Willem, from one perspective your comment is absolutely defensible, but from a different perspective it is not at all capable of defence.
The name that I have used "beladau" is a name that some people who come from Sumatra have given me, my memory is that it was given readily, without hesitation, which if I reflect upon it, and consider the syllables of which it is composed, could indicate that it is a generic, similar to our "fork", or "pot", or "carriage". Possibly to these people it was a case of any dagger with a curve was a "beladau".
However, that is what they named it as, and since we do not know the precise location it came from, nor the precise society or culture it came from, nor the precise period of time it came from, and we do know the broader geographical area that it came from, and that people from that broader geographical area named it as "beladau", then to my way of thinking, "beladau" is as good a name as any, until such time as a more distinct classification can be established.
The thing is this:- to people in the broader cultural area it is not an unknown object, they recognise it, they have a name for it.

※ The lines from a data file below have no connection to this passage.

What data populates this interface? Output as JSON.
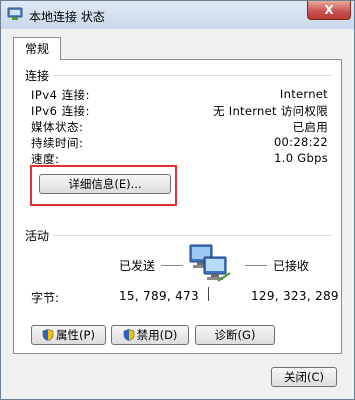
{
  "window": {
    "title": "本地连接 状态",
    "close_label": "X"
  },
  "tab": {
    "label": "常规"
  },
  "connection": {
    "group_label": "连接",
    "rows": [
      {
        "label": "IPv4 连接:",
        "value": "Internet"
      },
      {
        "label": "IPv6 连接:",
        "value": "无 Internet 访问权限"
      },
      {
        "label": "媒体状态:",
        "value": "已启用"
      },
      {
        "label": "持续时间:",
        "value": "00:28:22"
      },
      {
        "label": "速度:",
        "value": "1.0 Gbps"
      }
    ],
    "details_button": "详细信息(E)..."
  },
  "activity": {
    "group_label": "活动",
    "sent_label": "已发送",
    "received_label": "已接收",
    "bytes_label": "字节:",
    "bytes_sent": "15, 789, 473",
    "bytes_received": "129, 323, 289"
  },
  "action_buttons": {
    "properties": "属性(P)",
    "disable": "禁用(D)",
    "diagnose": "诊断(G)"
  },
  "footer": {
    "close_button": "关闭(C)"
  },
  "icons": {
    "title_icon": "network-adapter-icon",
    "shield": "uac-shield-icon",
    "network": "network-computers-icon"
  }
}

Is that name the name that was used in a different place, and at a different time?
I do not know, but it is the more or less general name that some people from the same broad cultural area that gave birth to the object have used to name that object in the current era.
In the case of Rafngard's example I am only talking about the blade, the dress this blade is in, is nothing like the dress that was on the examples I used to have
We can draw a comparison with the keris here.
The keris originated in the Early Classical Period in Central Jawa. At that time we do not know what it was called, in fact, we do not really know what the name of the Modern Keris was prior to the replacement of the Old Javanese language with Middle Javanese and Modern Javanese.
We do have a few possibilities, but it seems as if the name used for the object that we now know as "keris" in fact had different names that depended upon mode of use, or mode of wear. This is exactly similar to the name used for a keris in Modern Javanese. In the lowest level, ngoko, "keris" is quite OK in all applications referring to a keris, but in other levels of Javanese, other words are used to refer to the keris, and those other usages are dependent upon mode of wear, and context.
Then, of course we have the other names used for a keris in the various societies where it occurs in the modern era.
I think I first used the term "name game" some time during the 1970's. It occurred to me after my first few visits to Jawa and the beginning of my education in what keris and other objects were really all about. I derive no less amusement from watching this game now than I began to derive from watching it, and participating in it, during the 1970's and before. It is a rather futile game, but like all games it does amuse the participants, and more than a few of the players take it very seriously. Mostly these days I just enjoy watching it.
Still, all that said, for the class of daggers that use the blade style of Rafngard's incorrectly mounted dagger, I'll stay with "beladau" until we can justifiably endorse a name that is better able to be verified.
The name that others may chose to use is entirely their own choice.
I do hope this discussion does continue, I'm enjoying watching it, and it is, I think, probably the first time in a very extended period that I have been a player in this sport --- as I have said, its a futile pursuit, but it is good fun.
Like golf:- hit a little ball, chase it, hit it again, and eventually it goes down a hole, or maybe into the bushes. Either way you don't get to beat it to death.